“I was surprised,” Curtin said. “If he did that, that’s really stupid, but I have never seen him in a situation where he has been sexually aggressive with anybody.”

The woman who accused Franken, Leeann Tweeden, said he forcibly kissed her during a 2006 USO tour of the Middle East. Franken issued two apologies Thursday and also wrote Tweeden a personal letter of remorse, which she read Friday during an appearance on “The View.”

In the letter, Franken told Tweeden that he wanted to “apologize to you personally.” He also said there is no excuse for the photo taken of him posing in a joking manner while apparently placing his hands on her chest while she was asleep.

In another appearance, on ABC’s “Good Morning America,” Tweeden, a radio newscaster, said that she had not told her story for political gain, and that his fate was up to the people of Minnesota to decide. She said she wanted women to feel more comfortable to share their experiences.

“Because if he did this to somebody else, or if anybody else has stayed silent, or anybody else has been the victim of any kind of abuse, maybe they can speak out and feel like they can come forward in real time and not wait a decade or longer,” she said. No one else has come forward to accuse Franken.

As Washington wrestled with how to categorize Franken’s behavior, which was accompanied by a photo that showed him appearing to grope Tweeden, who was wearing a bulletproof jacket, as she slept on a military plane, even some ardent defenders of women’s rights said the senator’s offense was not so grievous as to require his resignation.

“This is not a Harvey Weinstein situation,” said Debra Katz, a civil-rights lawyer who handles sexual-harassment cases. “Harvey Weinstein was a serial predator who used his power to put women in very vulnerable situations.

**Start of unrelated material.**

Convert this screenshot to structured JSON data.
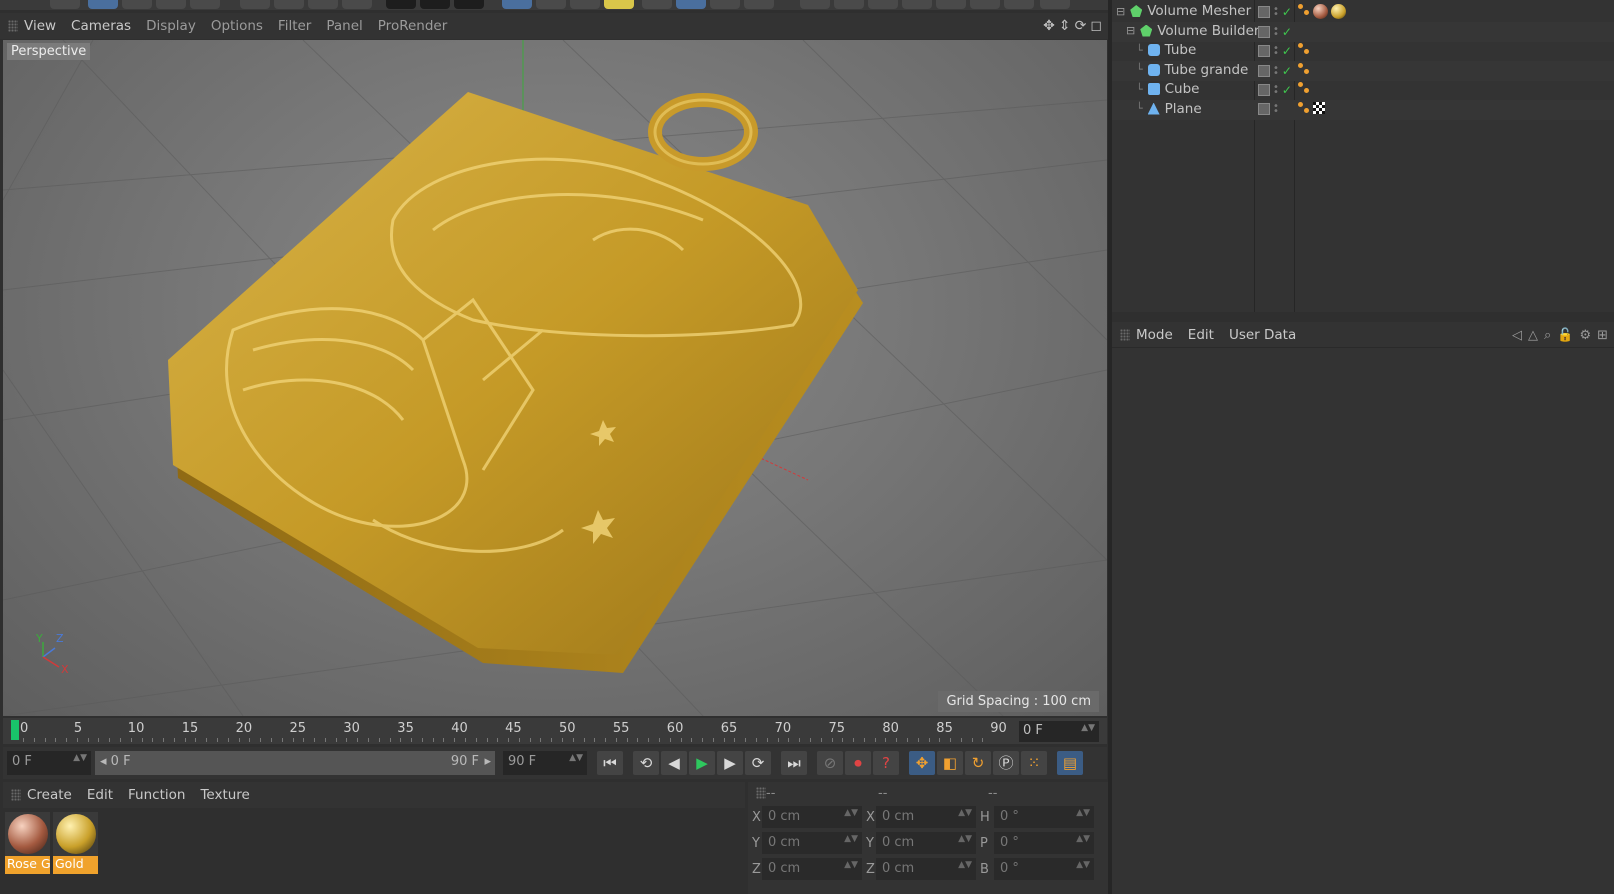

He abused that power by sexually assaulting women. That’s not what this is.”

Katz also drew a distinction between Franken’s role as a comedian and that of a senator.

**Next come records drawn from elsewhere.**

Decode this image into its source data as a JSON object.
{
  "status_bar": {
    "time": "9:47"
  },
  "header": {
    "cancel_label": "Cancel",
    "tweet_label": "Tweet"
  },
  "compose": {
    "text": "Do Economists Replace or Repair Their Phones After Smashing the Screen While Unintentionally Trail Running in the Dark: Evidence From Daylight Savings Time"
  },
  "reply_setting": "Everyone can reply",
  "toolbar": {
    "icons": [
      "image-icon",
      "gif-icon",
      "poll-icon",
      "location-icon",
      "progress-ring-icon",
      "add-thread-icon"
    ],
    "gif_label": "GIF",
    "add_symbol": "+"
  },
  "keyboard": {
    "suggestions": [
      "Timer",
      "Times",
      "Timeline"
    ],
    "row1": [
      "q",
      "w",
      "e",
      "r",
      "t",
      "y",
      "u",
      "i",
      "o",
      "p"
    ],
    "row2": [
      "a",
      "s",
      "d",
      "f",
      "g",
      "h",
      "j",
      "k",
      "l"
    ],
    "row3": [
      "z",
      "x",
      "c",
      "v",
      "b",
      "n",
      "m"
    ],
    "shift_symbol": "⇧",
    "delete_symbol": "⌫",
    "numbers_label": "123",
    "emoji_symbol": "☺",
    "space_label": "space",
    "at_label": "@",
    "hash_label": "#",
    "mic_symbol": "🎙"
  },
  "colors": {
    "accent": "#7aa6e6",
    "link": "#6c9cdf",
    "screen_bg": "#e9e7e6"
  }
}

“Context is relevant,” she said. “He did not do this as a member of the U.S. Senate. He did this in his capacity of someone who was still functioning as an entertainer.”

Victoria Jackson, who also worked with Franken on “Saturday Night Live,” said he did not have a history of acting in an inappropriate manner in that workplace, where humor was often bawdy. She remembered him telling her he was troubled she acted like “a ditz” in meetings when he knew she was smart, a comment that unsettled her but one she ultimately did not feel was harassment.

“I have a lot of stories of sexually inappropriate things that have happened to me in my life from people in show business,” Jackson, 58, said in an interview. “As far as Al Franken, he never said or did anything inappropriate to me the six years I was on ‘Saturday Night Live.’”

Several of Franken’s former aides said they believed Tweeden’s accusation, but her account did not match what they experienced on Capitol Hill. They expressed disappointment in his actions but defended his track record as a lawmaker who promoted women in his office and valued their opinions.

Natalie Volin Lehr, a former aide who signed a joint statement in Franken’s defense, said in an interview Friday that Franken was being judged unfairly, and that his track record in office had been one of defending women’s rights.

“He’s had unsavory jokes in the past that he’s regretted,” Volin Lehr said of Franken’s comedy career. She said the photo published Thursday fell into that category, “but it is hard to see how this is comparable to the other incidents that women have brought forward in the recent past.”

Those who know him also said Franken, 66, is a dedicated husband to Franni Bryson, whom he married in 1975 and whose struggle with alcohol abuse has been publicly discussed by the couple. A former “Saturday Night Live” colleague, writer Marilyn Suzanne Miller, cried as she defended Franken, saying, “He wouldn’t do it to Franni.”